One remarkable and advanced form of neuroimaging to be used by the FINDERS alliance combines two familiar methods: EEG and MRI. EEG alone can identify epilepsy but has poor spatial resolution that limits identifying the focus of the seizure, which often lies deep in the brain. MRI has good spatial resolution throughout the brain, including deep regions, but it is not specific to epilepsy. When combined, however, the strengths of the two methods produce a neuroimaging technique that works better than either one alone in the identification of seizures, ultimately providing a better guide for surgical treatment options.
Another neuroimaging technique under development is postictal ASL, which involves getting an MRI immediately after a seizure happens. The idea is that quantifying changes in blood flow can identify the spot in the brain where a seizure started.

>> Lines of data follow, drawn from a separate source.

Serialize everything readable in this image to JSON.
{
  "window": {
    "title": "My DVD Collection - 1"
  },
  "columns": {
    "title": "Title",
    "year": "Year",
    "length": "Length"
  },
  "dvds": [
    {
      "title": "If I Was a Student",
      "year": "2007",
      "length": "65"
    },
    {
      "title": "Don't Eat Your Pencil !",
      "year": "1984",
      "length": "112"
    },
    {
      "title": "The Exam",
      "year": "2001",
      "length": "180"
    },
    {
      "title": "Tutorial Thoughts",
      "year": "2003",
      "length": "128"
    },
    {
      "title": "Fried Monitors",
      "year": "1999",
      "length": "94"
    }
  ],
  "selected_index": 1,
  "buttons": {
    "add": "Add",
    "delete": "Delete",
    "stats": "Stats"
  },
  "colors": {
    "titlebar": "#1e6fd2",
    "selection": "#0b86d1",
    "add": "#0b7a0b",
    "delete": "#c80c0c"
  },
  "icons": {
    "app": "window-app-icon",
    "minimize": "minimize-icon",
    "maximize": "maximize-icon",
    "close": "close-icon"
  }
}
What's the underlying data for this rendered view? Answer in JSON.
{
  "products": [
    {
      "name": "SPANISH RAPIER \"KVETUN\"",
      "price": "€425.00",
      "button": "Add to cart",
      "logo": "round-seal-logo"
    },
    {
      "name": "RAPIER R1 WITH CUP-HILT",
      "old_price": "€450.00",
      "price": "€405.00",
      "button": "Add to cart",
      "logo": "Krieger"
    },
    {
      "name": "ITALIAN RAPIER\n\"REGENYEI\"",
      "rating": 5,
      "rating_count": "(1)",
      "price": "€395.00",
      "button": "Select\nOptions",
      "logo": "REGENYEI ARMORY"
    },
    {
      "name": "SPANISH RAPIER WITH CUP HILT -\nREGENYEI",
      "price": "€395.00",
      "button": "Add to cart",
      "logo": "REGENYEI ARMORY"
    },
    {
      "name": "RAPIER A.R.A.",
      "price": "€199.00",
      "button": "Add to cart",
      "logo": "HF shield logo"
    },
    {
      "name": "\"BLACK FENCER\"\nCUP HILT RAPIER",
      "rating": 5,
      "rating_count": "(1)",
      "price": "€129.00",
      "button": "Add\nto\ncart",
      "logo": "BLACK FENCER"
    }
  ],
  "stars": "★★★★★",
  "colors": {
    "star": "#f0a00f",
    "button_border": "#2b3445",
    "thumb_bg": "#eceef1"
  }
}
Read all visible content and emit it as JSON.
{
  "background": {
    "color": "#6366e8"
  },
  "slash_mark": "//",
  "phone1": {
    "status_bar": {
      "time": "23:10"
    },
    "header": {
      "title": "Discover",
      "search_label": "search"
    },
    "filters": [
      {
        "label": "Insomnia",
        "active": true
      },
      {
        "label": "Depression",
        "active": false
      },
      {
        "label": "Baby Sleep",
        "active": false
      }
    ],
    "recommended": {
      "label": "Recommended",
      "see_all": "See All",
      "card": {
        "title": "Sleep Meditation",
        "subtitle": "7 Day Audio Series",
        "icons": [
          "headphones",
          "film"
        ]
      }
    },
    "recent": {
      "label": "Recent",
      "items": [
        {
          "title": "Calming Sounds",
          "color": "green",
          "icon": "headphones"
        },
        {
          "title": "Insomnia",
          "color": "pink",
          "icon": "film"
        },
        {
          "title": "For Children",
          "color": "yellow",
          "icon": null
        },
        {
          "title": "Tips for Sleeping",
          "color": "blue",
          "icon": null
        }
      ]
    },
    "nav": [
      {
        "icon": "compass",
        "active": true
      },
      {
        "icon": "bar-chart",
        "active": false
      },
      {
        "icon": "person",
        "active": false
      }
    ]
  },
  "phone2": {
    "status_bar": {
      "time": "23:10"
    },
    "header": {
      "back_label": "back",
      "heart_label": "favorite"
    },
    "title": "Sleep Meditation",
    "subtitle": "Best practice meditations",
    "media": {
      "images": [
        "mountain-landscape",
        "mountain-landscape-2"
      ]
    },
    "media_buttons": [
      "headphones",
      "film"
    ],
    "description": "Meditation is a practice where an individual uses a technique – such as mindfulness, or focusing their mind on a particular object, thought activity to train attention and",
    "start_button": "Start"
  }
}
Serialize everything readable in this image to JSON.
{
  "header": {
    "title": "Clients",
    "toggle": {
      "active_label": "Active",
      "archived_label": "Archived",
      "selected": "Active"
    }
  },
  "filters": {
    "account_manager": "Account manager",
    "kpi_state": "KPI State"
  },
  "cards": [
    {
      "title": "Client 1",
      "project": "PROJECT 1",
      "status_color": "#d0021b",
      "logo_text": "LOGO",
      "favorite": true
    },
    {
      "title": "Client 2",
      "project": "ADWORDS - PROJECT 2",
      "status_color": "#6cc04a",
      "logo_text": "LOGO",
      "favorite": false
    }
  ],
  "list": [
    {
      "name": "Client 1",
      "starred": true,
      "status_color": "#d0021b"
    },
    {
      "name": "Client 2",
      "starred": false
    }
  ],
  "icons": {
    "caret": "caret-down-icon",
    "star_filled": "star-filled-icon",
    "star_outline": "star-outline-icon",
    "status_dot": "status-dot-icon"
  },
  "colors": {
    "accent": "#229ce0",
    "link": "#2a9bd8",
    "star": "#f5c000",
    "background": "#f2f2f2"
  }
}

Another project underway involves analyzing EEG recordings immediately after a seizure with complex computational methods that aim to model the onset and spread of seizure activity.
The vision of the FINDERS alliance is to create a sustainable research program that investigates the synergy of MRI and EEG in medically refractory focal epilepsy with special attention to the postictal period, which has been underexplored for seizure onset localization. FINDERS will support clinicians to compete successfully for grants. Mentorship by established scientists will provide these clinicians the training and resources to become clinical investigators, advancing their skills and improving the treatment of epilepsy patients in Kentucky.
- Timothy Ainger, PhD, Assistant Professor – Department of Neurology
- Jihye Bae, PhD, Assistant Professor – College of Engineering
- Meriem Bensalem-Owen, MD, Professor – Department of Neurology
- Jordan Clay, MD, Assistant Professor – Department of Neurology
- Kevin Donohue, PhD, Professor – College of Engineering
- Ima M. Ebong, MD, Assistant Professor – Department of Neurology
- Riham El Khouli, MD, PhD, Associate Professor – Department of Radiology
- Brian Gold, PhD, Professor – Department of Neuroscience
- Larry Goldstein, MD, Chair and Professor – Department of Neurology
- Jean Gotman, PhD, Professor and Lab Director – McGill University
- Zahra Haghighat, MD, Assistant Professor – Department of Neurology
- Peter Hardy, PhD, Associate Professor – Department of Radiology
- Anika Hartz, PhD, Associate Professor – Department of Pharmacology and Nutritional Sciences
- Susan Hollar, MBA, R.EEGT – Neurodiagnostic Services
- Siddarth Kapoor, MD, Associate Professor – Department of Neurology
- Gulam Q. Khan, MD, Associate Professor – Department of Neurology
- Andreas Koupparis, PhD – The Cyprus Institute of Neurology and Genetics
- Richard Kryscio, PhD, Professor – College of Public Health
- Zabeen Mahuwala, MD, Assistant Professor – Department of Neurology
- Sally Mathias, MD, Assistant Professor – Department of Neurology
- Farhan Mirza, MD, Assistant Professor – Department of Neurosurgery
- M. Elizabeth Oates, MD, Chair and Professor – Department of Radiology
- David Powell, PhD, Associate Professor – Department of Neuroscience
- Flavius Raslau, MD, Associate Professor – Department of Radiology
- Frederick Schmitt, PhD, Professor – Department of Neurology
- Sridhar Sunderam, PhD, Associate Professor – College of Engineering
- Ruta Yardi, MD, Assistant Professor – Department of Neurology
- Julie Youssefi, MD, Assistant Professor – Department of Neurology